Requiem for Nimona

Last month, the world of animation faced some sad news: Blue Sky Studios, the folks behind Gen Z staples like Ice Age and Rio, was being shuddered by its goliath parent company, Disney. The rare East Coast animation studio, with its own perspective and approach to storytelling, is a thing of the past. Look, I want to see the Avengers and X-Men team up as much as anyone else, but Disney holds a disturbing amount of power over the media landscape, and the thousands of people losing their jobs right now can attest to that.

But there’s one particular thing that hurts, and that’s the fact that closing down Blue Sky meant scrapping the movie it had in-production and set to be released next year: an adaptation of Noelle Stevenson’s graphic novel Nimona. This had the possibility to be something really special, and that’s what I’m here to talk about today.
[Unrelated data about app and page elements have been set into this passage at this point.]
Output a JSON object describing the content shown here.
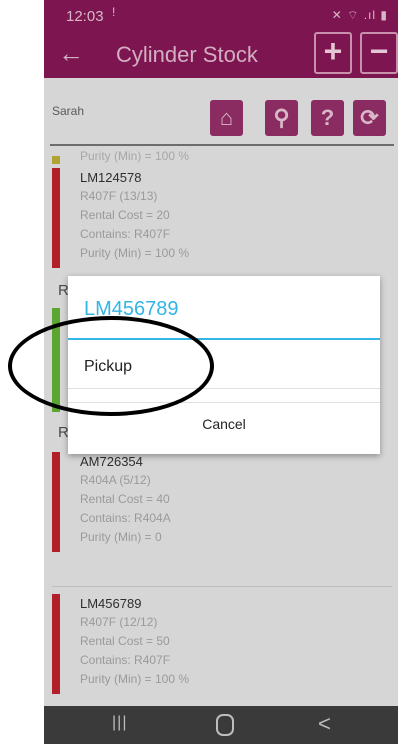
{
  "status": {
    "time": "12:03",
    "notification": "!",
    "system_icons": "✕ ⌔ .ıl ▮"
  },
  "app_bar": {
    "title": "Cylinder Stock",
    "plus": "+",
    "minus": "−",
    "back": "←"
  },
  "toolbar": {
    "user": "Sarah",
    "home": "⌂",
    "search": "⚲",
    "help": "?",
    "refresh": "⟳"
  },
  "list": {
    "cut_top": "Purity (Min) = 100 %",
    "group_letter_1": "R",
    "group_letter_2": "R",
    "cards": [
      {
        "code": "LM124578",
        "refrigerant": "R407F (13/13)",
        "rental": "Rental Cost = 20",
        "contains": "Contains: R407F",
        "purity": "Purity (Min) = 100 %",
        "color": "#b01f2a"
      },
      {
        "code": "AM726354",
        "refrigerant": "R404A (5/12)",
        "rental": "Rental Cost = 40",
        "contains": "Contains: R404A",
        "purity": "Purity (Min) = 0",
        "color": "#b01f2a"
      },
      {
        "code": "LM456789",
        "refrigerant": "R407F (12/12)",
        "rental": "Rental Cost = 50",
        "contains": "Contains: R407F",
        "purity": "Purity (Min) = 100 %",
        "color": "#b01f2a"
      }
    ]
  },
  "dialog": {
    "title": "LM456789",
    "item": "Pickup",
    "cancel": "Cancel"
  },
  "navbar": {
    "recent": "|||",
    "back": "<"
  },
  "colors": {
    "primary": "#7d1650",
    "accent": "#33b5e5",
    "stripe_red": "#b01f2a",
    "stripe_green": "#5aa631"
  }
}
Nimona began its life as a webcomic in 2012, part of Stevenson’s senior thesis project at Maryland Institute College of Art. Its run concluded in 2014, and it was compiled into a proper graphic novel in 2015. In that form, it won the Eisner Award for YA Graphic Novel and was nominated for a National Book Award. Nimona launched Stevenson’s career, including the also excellent Lumberjanes, and more recently, they helmed the Netflix reboot of She-Ra and the Princesses of Power
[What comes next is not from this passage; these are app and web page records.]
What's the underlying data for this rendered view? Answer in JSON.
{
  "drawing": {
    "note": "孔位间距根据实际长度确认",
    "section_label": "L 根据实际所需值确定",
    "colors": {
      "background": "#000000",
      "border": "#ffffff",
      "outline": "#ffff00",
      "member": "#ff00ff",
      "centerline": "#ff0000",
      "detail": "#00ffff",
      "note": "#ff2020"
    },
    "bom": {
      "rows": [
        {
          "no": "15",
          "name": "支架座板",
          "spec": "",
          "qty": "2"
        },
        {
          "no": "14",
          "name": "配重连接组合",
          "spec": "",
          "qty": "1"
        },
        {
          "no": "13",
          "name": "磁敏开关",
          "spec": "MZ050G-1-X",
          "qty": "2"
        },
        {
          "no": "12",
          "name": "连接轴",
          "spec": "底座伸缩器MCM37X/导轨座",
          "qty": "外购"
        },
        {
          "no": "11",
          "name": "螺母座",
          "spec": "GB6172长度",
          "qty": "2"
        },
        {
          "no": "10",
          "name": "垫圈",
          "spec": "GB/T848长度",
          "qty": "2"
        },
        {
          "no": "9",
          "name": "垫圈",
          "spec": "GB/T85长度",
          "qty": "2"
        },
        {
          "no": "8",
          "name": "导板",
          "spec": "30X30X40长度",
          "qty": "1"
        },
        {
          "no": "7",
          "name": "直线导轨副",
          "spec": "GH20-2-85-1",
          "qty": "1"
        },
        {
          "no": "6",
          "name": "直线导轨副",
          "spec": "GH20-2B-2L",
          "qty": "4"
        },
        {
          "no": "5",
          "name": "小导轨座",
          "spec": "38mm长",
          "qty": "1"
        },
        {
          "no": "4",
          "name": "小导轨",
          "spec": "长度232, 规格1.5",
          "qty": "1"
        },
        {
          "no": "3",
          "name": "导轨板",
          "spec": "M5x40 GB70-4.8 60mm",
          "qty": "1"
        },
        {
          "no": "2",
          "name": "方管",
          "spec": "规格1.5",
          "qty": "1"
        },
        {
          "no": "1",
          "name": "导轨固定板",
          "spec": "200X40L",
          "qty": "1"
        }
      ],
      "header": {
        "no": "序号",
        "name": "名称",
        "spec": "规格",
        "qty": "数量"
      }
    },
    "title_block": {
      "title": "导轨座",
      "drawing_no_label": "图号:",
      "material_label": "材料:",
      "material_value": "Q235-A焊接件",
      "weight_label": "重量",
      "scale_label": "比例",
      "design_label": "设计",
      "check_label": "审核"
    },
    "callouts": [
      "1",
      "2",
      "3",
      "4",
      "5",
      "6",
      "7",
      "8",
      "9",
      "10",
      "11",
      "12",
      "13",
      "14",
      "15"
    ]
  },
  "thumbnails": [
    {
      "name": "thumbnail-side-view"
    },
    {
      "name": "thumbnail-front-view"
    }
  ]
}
Stevenson’s work is cute, colorful, fun, but also poignant and full of big ideas about gender and sexuality from the all-too-rare non-binary creator. Nimona is no exception. The story takes place in a science-fantasy world governed by the Institution of Law Enforcement and Heroics. Our title character, a spunky young shapeshifter, gets a job working for the supervillain Ballister Blackheart, arch nemesis and ex-boyfriend to Sir Ambrosius Goldenloin. I won’t go into any more detail because you should absolutely read it yourself, but it is hilarious, beautiful, heartbreaking, and so unique that the more I think about what Disney did, the angrier I get.

While there’s plenty of fun with worldbuilding and epic science fantasy battles, at its heart are three amazing characters — Nimona herself, Blackheart, and Goldenloin. For one thing, none of them are the straight-up “hero” or “villain” of the piece — they all have their reasons for doing what they do, and the emotional logic all works. You could easily imagine a world where Goldenloin and Blackheart are just a regular couple who’ve adopted a kid, which Stevenson has fueled

In fact, this had the potential to be the gayest movie under the Disney umbrella, with reports from now-former animators that they planned to explore the Blackheart/Goldenloin relationship and animated a kissing scene. It’s especially frustrating given how Disney has made a big show out of giving the LGBTQ community breadcrumbs of representation recently (see: those two nameless ladies in Star Wars 9 that was edited out for Singapore, that one nameless guy in Avengers: Endgame, or the Lefou debacle with the 2017 Beauty and the Beast). Disney wants the laurels of being an ally without putting in any of the work, and running away screaming when they dare to do any more than dip their toe. 

I hate to bring out the tin foil hat, but yeah, that’s what really seems to be going on here. Aside from Amazon and Zoom, there’s not a business on earth that’s doing better because of the pandemic. Disney looked at the movies it has and chose the reliable, “family values” cash cows like Marvel, Star Wars, and Mickey Mouse over something new that could have added something to the world of family entertainment. And with a company as big and powerful as Disney, there’s no one at their level to tell them no, especially since the 20th Century Fox acquisition.Their influence over larger and larger chunks of the entertainment landscape means more and more of the same people choose what stories get to be told and heard.

So where do we go from here? Honestly, I don’t know. I absolutely don’t have the power to take on a monolith as massive as Disney. And I’ll be honest: I like a lot of what Disney makes. I don’t have the willpower to just boycott them when they pull stuff like this when there’s more Muppets and musicals and superheroes to watch. I’ll likely keep falling for the same queerbaiting traps (looking at you, Billy from WandaVision), and they’ll keep getting richer and more powerful.

Personally, I plan to just keep re-reading Nimona and supporting queer art where I can find it. If Disney isn’t going to make the space for us, that means we’ll have to carve it out for ourselves.